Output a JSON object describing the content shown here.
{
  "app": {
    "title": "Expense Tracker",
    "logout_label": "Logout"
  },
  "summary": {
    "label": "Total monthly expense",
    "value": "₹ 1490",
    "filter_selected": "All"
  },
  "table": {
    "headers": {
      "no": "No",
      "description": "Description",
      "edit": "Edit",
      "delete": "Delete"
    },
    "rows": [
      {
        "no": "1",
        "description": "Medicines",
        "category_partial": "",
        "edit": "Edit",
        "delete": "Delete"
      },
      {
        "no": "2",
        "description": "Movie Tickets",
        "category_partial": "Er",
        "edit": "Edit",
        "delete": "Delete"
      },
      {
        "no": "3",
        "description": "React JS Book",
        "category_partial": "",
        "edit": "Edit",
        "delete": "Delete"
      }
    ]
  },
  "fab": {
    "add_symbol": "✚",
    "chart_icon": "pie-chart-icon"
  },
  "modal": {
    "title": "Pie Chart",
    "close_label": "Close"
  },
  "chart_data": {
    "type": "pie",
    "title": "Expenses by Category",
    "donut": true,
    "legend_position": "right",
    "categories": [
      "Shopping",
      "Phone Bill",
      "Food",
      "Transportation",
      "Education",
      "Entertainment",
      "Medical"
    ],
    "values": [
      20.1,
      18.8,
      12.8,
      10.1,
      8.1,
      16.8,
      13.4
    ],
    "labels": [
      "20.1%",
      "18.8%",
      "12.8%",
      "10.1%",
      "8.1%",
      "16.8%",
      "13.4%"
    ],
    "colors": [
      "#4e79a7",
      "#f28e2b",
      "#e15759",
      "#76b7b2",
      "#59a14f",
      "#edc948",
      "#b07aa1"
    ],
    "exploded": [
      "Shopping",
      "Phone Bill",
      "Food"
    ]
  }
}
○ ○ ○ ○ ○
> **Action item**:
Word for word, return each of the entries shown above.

> **Task output**:
Output a JSON object describing the content shown here.
{
  "app": {
    "title": "Expense Tracker",
    "logout_label": "Logout"
  },
  "summary": {
    "label": "Total monthly expense",
    "value": "₹ 1490",
    "filter_selected": "All"
  },
  "table": {
    "headers": {
      "no": "No",
      "description": "Description",
      "edit": "Edit",
      "delete": "Delete"
    },
    "rows": [
      {
        "no": "1",
        "description": "Medicines",
        "category_partial": "",
        "edit": "Edit",
        "delete": "Delete"
      },
      {
        "no": "2",
        "description": "Movie Tickets",
        "category_partial": "Er",
        "edit": "Edit",
        "delete": "Delete"
      },
      {
        "no": "3",
        "description": "React JS Book",
        "category_partial": "",
        "edit": "Edit",
        "delete": "Delete"
      }
    ]
  },
  "fab": {
    "add_symbol": "✚",
    "chart_icon": "pie-chart-icon"
  },
  "modal": {
    "title": "Pie Chart",
    "close_label": "Close"
  },
  "chart_data": {
    "type": "pie",
    "title": "Expenses by Category",
    "donut": true,
    "legend_position": "right",
    "categories": [
      "Shopping",
      "Phone Bill",
      "Food",
      "Transportation",
      "Education",
      "Entertainment",
      "Medical"
    ],
    "values": [
      20.1,
      18.8,
      12.8,
      10.1,
      8.1,
      16.8,
      13.4
    ],
    "labels": [
      "20.1%",
      "18.8%",
      "12.8%",
      "10.1%",
      "8.1%",
      "16.8%",
      "13.4%"
    ],
    "colors": [
      "#4e79a7",
      "#f28e2b",
      "#e15759",
      "#76b7b2",
      "#59a14f",
      "#edc948",
      "#b07aa1"
    ],
    "exploded": [
      "Shopping",
      "Phone Bill",
      "Food"
    ]
  }
}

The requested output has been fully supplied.